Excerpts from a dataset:
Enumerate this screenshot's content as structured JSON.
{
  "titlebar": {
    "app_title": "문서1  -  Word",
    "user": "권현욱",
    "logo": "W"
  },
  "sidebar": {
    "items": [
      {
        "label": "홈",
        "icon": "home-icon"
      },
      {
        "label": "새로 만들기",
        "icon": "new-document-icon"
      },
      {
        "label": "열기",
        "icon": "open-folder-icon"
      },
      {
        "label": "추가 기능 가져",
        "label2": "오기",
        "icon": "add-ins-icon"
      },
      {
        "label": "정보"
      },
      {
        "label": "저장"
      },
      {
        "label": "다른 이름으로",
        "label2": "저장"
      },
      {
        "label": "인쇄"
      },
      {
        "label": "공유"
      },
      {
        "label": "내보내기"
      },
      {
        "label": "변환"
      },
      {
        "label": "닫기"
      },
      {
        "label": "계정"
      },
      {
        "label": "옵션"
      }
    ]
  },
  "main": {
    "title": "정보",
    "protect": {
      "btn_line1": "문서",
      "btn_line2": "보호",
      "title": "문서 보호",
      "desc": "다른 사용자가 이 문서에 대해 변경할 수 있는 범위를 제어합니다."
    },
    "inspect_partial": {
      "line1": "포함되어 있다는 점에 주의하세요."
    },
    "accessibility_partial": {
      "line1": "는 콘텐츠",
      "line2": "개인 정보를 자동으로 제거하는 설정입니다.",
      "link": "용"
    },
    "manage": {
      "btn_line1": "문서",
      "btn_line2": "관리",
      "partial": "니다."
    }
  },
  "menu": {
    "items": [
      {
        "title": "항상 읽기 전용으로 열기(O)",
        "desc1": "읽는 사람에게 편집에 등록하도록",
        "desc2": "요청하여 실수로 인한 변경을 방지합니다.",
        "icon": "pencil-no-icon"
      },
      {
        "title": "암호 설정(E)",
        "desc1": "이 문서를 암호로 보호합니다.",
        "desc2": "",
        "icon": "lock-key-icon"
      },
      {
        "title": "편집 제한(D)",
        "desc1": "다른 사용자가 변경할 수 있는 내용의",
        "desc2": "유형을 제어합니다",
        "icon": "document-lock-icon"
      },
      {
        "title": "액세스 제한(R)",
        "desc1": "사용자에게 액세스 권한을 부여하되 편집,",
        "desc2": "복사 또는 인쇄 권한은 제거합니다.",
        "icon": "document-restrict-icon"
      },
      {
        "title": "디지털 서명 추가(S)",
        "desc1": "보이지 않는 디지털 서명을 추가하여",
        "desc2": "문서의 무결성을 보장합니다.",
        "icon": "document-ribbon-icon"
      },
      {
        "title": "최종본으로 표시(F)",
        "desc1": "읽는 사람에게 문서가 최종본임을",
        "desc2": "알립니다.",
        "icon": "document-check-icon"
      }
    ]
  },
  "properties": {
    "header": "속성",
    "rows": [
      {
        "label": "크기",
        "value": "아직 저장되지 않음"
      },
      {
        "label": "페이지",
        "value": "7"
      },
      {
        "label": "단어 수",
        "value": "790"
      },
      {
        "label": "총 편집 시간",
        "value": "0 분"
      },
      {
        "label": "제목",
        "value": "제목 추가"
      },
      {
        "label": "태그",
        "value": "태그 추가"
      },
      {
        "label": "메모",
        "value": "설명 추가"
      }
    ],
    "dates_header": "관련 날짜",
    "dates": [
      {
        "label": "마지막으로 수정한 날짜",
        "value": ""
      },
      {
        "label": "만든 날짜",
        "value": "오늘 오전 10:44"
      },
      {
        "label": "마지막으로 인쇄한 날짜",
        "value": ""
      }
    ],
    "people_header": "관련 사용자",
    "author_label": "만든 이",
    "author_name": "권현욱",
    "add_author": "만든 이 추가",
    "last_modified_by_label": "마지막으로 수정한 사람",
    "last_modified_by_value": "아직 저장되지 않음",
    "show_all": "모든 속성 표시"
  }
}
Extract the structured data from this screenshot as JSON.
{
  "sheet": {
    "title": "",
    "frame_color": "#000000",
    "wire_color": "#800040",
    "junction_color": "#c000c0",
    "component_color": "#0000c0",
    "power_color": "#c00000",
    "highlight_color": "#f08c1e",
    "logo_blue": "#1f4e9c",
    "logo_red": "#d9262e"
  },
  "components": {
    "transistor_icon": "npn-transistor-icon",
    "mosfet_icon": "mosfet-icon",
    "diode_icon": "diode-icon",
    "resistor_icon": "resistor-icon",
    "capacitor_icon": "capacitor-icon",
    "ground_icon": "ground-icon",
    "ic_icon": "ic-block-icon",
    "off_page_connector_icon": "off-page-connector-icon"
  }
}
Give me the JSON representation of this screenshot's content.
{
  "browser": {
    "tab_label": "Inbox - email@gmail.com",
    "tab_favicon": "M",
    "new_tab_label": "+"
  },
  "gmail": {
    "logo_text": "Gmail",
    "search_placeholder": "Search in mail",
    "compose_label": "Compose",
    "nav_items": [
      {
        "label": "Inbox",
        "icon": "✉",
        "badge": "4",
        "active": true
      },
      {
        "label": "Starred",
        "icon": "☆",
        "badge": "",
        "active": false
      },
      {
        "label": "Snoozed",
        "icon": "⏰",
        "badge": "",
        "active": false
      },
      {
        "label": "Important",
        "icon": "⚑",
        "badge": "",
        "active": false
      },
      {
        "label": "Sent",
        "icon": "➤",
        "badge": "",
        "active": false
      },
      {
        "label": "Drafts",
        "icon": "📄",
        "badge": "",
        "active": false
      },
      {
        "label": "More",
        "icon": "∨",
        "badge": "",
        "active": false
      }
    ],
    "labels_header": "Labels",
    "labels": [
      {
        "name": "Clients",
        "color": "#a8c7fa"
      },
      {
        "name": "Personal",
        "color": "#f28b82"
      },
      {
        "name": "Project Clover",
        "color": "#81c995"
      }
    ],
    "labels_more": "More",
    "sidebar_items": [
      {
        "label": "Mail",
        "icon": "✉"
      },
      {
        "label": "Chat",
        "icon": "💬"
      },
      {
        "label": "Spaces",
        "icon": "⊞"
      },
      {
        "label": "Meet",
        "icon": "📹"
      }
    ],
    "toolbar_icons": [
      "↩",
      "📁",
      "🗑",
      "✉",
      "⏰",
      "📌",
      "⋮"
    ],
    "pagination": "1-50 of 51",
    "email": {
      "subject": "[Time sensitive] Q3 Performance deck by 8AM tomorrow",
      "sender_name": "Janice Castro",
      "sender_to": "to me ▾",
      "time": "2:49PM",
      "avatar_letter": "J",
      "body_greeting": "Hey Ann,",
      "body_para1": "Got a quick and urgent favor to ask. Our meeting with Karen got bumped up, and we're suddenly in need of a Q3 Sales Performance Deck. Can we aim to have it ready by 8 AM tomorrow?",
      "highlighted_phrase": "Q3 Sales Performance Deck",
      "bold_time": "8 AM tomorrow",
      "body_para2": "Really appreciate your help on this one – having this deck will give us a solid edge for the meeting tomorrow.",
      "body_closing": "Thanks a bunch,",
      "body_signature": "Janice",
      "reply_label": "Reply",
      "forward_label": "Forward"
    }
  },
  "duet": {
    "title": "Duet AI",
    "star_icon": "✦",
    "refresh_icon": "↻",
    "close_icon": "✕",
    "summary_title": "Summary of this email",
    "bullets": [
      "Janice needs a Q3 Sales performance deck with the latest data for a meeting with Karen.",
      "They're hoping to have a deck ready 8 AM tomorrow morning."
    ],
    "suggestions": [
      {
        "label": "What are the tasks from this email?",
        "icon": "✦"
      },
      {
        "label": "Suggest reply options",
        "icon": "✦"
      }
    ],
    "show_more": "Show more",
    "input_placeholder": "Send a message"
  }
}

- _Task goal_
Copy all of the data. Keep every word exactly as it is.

- _Solution to this exercise_
Enumerate this screenshot's content as structured JSON.
{
  "titlebar": {
    "app_title": "문서1  -  Word",
    "user": "권현욱",
    "logo": "W"
  },
  "sidebar": {
    "items": [
      {
        "label": "홈",
        "icon": "home-icon"
      },
      {
        "label": "새로 만들기",
        "icon": "new-document-icon"
      },
      {
        "label": "열기",
        "icon": "open-folder-icon"
      },
      {
        "label": "추가 기능 가져",
        "label2": "오기",
        "icon": "add-ins-icon"
      },
      {
        "label": "정보"
      },
      {
        "label": "저장"
      },
      {
        "label": "다른 이름으로",
        "label2": "저장"
      },
      {
        "label": "인쇄"
      },
      {
        "label": "공유"
      },
      {
        "label": "내보내기"
      },
      {
        "label": "변환"
      },
      {
        "label": "닫기"
      },
      {
        "label": "계정"
      },
      {
        "label": "옵션"
      }
    ]
  },
  "main": {
    "title": "정보",
    "protect": {
      "btn_line1": "문서",
      "btn_line2": "보호",
      "title": "문서 보호",
      "desc": "다른 사용자가 이 문서에 대해 변경할 수 있는 범위를 제어합니다."
    },
    "inspect_partial": {
      "line1": "포함되어 있다는 점에 주의하세요."
    },
    "accessibility_partial": {
      "line1": "는 콘텐츠",
      "line2": "개인 정보를 자동으로 제거하는 설정입니다.",
      "link": "용"
    },
    "manage": {
      "btn_line1": "문서",
      "btn_line2": "관리",
      "partial": "니다."
    }
  },
  "menu": {
    "items": [
      {
        "title": "항상 읽기 전용으로 열기(O)",
        "desc1": "읽는 사람에게 편집에 등록하도록",
        "desc2": "요청하여 실수로 인한 변경을 방지합니다.",
        "icon": "pencil-no-icon"
      },
      {
        "title": "암호 설정(E)",
        "desc1": "이 문서를 암호로 보호합니다.",
        "desc2": "",
        "icon": "lock-key-icon"
      },
      {
        "title": "편집 제한(D)",
        "desc1": "다른 사용자가 변경할 수 있는 내용의",
        "desc2": "유형을 제어합니다",
        "icon": "document-lock-icon"
      },
      {
        "title": "액세스 제한(R)",
        "desc1": "사용자에게 액세스 권한을 부여하되 편집,",
        "desc2": "복사 또는 인쇄 권한은 제거합니다.",
        "icon": "document-restrict-icon"
      },
      {
        "title": "디지털 서명 추가(S)",
        "desc1": "보이지 않는 디지털 서명을 추가하여",
        "desc2": "문서의 무결성을 보장합니다.",
        "icon": "document-ribbon-icon"
      },
      {
        "title": "최종본으로 표시(F)",
        "desc1": "읽는 사람에게 문서가 최종본임을",
        "desc2": "알립니다.",
        "icon": "document-check-icon"
      }
    ]
  },
  "properties": {
    "header": "속성",
    "rows": [
      {
        "label": "크기",
        "value": "아직 저장되지 않음"
      },
      {
        "label": "페이지",
        "value": "7"
      },
      {
        "label": "단어 수",
        "value": "790"
      },
      {
        "label": "총 편집 시간",
        "value": "0 분"
      },
      {
        "label": "제목",
        "value": "제목 추가"
      },
      {
        "label": "태그",
        "value": "태그 추가"
      },
      {
        "label": "메모",
        "value": "설명 추가"
      }
    ],
    "dates_header": "관련 날짜",
    "dates": [
      {
        "label": "마지막으로 수정한 날짜",
        "value": ""
      },
      {
        "label": "만든 날짜",
        "value": "오늘 오전 10:44"
      },
      {
        "label": "마지막으로 인쇄한 날짜",
        "value": ""
      }
    ],
    "people_header": "관련 사용자",
    "author_label": "만든 이",
    "author_name": "권현욱",
    "add_author": "만든 이 추가",
    "last_modified_by_label": "마지막으로 수정한 사람",
    "last_modified_by_value": "아직 저장되지 않음",
    "show_all": "모든 속성 표시"
  }
}
Extract the structured data from this screenshot as JSON.
{
  "sheet": {
    "title": "",
    "frame_color": "#000000",
    "wire_color": "#800040",
    "junction_color": "#c000c0",
    "component_color": "#0000c0",
    "power_color": "#c00000",
    "highlight_color": "#f08c1e",
    "logo_blue": "#1f4e9c",
    "logo_red": "#d9262e"
  },
  "components": {
    "transistor_icon": "npn-transistor-icon",
    "mosfet_icon": "mosfet-icon",
    "diode_icon": "diode-icon",
    "resistor_icon": "resistor-icon",
    "capacitor_icon": "capacitor-icon",
    "ground_icon": "ground-icon",
    "ic_icon": "ic-block-icon",
    "off_page_connector_icon": "off-page-connector-icon"
  }
}
Give me the JSON representation of this screenshot's content.
{
  "browser": {
    "tab_label": "Inbox - email@gmail.com",
    "tab_favicon": "M",
    "new_tab_label": "+"
  },
  "gmail": {
    "logo_text": "Gmail",
    "search_placeholder": "Search in mail",
    "compose_label": "Compose",
    "nav_items": [
      {
        "label": "Inbox",
        "icon": "✉",
        "badge": "4",
        "active": true
      },
      {
        "label": "Starred",
        "icon": "☆",
        "badge": "",
        "active": false
      },
      {
        "label": "Snoozed",
        "icon": "⏰",
        "badge": "",
        "active": false
      },
      {
        "label": "Important",
        "icon": "⚑",
        "badge": "",
        "active": false
      },
      {
        "label": "Sent",
        "icon": "➤",
        "badge": "",
        "active": false
      },
      {
        "label": "Drafts",
        "icon": "📄",
        "badge": "",
        "active": false
      },
      {
        "label": "More",
        "icon": "∨",
        "badge": "",
        "active": false
      }
    ],
    "labels_header": "Labels",
    "labels": [
      {
        "name": "Clients",
        "color": "#a8c7fa"
      },
      {
        "name": "Personal",
        "color": "#f28b82"
      },
      {
        "name": "Project Clover",
        "color": "#81c995"
      }
    ],
    "labels_more": "More",
    "sidebar_items": [
      {
        "label": "Mail",
        "icon": "✉"
      },
      {
        "label": "Chat",
        "icon": "💬"
      },
      {
        "label": "Spaces",
        "icon": "⊞"
      },
      {
        "label": "Meet",
        "icon": "📹"
      }
    ],
    "toolbar_icons": [
      "↩",
      "📁",
      "🗑",
      "✉",
      "⏰",
      "📌",
      "⋮"
    ],
    "pagination": "1-50 of 51",
    "email": {
      "subject": "[Time sensitive] Q3 Performance deck by 8AM tomorrow",
      "sender_name": "Janice Castro",
      "sender_to": "to me ▾",
      "time": "2:49PM",
      "avatar_letter": "J",
      "body_greeting": "Hey Ann,",
      "body_para1": "Got a quick and urgent favor to ask. Our meeting with Karen got bumped up, and we're suddenly in need of a Q3 Sales Performance Deck. Can we aim to have it ready by 8 AM tomorrow?",
      "highlighted_phrase": "Q3 Sales Performance Deck",
      "bold_time": "8 AM tomorrow",
      "body_para2": "Really appreciate your help on this one – having this deck will give us a solid edge for the meeting tomorrow.",
      "body_closing": "Thanks a bunch,",
      "body_signature": "Janice",
      "reply_label": "Reply",
      "forward_label": "Forward"
    }
  },
  "duet": {
    "title": "Duet AI",
    "star_icon": "✦",
    "refresh_icon": "↻",
    "close_icon": "✕",
    "summary_title": "Summary of this email",
    "bullets": [
      "Janice needs a Q3 Sales performance deck with the latest data for a meeting with Karen.",
      "They're hoping to have a deck ready 8 AM tomorrow morning."
    ],
    "suggestions": [
      {
        "label": "What are the tasks from this email?",
        "icon": "✦"
      },
      {
        "label": "Suggest reply options",
        "icon": "✦"
      }
    ],
    "show_more": "Show more",
    "input_placeholder": "Send a message"
  }
}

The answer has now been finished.